What to do:
Go through the entries below and tally each line holding the string "label". Return the number only.

====

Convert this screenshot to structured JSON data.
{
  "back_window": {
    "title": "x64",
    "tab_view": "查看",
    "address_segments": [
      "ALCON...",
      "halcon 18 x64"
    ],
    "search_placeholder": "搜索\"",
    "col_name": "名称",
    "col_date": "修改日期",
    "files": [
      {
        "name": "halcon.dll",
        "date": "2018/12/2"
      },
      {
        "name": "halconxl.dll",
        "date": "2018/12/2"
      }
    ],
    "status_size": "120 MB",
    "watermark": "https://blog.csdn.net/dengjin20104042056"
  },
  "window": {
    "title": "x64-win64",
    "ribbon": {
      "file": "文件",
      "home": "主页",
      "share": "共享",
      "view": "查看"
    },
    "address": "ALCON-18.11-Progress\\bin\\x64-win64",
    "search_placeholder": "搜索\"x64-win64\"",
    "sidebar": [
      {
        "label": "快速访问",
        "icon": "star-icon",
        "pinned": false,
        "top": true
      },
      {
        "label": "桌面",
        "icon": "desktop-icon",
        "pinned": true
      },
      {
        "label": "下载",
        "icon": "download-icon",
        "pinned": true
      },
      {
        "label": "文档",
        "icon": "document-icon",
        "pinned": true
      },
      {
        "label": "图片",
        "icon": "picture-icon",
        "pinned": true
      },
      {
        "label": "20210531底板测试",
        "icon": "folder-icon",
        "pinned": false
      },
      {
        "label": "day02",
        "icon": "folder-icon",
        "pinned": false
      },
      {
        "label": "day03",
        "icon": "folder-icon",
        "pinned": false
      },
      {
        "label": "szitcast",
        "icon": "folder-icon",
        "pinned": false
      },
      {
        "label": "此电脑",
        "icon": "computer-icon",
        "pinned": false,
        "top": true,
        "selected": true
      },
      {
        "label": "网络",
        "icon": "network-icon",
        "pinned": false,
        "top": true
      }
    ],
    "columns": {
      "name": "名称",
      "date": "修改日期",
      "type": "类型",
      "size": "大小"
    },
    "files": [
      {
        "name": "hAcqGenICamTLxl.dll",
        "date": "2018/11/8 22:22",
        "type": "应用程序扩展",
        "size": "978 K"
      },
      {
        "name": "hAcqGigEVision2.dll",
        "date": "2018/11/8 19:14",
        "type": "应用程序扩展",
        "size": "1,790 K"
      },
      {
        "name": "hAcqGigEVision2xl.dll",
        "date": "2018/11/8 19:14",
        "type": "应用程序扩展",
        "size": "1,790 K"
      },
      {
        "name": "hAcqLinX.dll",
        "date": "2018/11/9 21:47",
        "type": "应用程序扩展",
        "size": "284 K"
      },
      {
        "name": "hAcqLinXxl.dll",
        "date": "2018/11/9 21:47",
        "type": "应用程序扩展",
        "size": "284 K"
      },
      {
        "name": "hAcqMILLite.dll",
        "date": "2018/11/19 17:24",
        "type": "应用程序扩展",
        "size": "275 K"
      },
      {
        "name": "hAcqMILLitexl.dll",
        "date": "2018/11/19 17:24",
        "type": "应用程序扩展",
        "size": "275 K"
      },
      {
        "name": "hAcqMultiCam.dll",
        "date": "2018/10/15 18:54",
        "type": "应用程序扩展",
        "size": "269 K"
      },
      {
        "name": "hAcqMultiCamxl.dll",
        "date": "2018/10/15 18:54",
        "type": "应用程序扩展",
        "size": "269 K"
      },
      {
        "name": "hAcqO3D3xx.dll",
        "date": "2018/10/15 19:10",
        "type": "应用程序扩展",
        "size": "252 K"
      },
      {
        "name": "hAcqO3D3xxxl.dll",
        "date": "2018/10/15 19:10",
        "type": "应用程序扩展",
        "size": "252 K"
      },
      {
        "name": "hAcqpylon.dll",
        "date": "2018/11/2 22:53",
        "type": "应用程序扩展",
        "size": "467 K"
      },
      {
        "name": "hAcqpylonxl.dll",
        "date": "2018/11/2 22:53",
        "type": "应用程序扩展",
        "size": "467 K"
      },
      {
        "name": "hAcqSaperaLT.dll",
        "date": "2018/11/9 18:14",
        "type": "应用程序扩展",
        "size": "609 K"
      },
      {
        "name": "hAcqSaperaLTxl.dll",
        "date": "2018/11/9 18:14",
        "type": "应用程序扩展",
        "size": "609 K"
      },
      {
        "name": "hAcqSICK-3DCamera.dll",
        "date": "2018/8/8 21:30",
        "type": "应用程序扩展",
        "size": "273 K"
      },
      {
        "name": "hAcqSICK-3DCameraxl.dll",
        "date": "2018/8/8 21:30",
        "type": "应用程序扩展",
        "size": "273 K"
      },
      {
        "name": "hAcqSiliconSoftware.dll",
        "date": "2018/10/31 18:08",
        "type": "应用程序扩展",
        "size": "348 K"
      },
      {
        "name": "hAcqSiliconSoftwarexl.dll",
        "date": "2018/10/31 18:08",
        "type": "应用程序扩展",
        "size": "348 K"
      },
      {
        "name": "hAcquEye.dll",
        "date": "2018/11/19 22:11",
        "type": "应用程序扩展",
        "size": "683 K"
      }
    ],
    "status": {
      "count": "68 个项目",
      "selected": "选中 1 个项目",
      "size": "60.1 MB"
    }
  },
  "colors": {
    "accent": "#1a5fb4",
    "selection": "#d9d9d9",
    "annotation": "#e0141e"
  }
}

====

Final answer:
11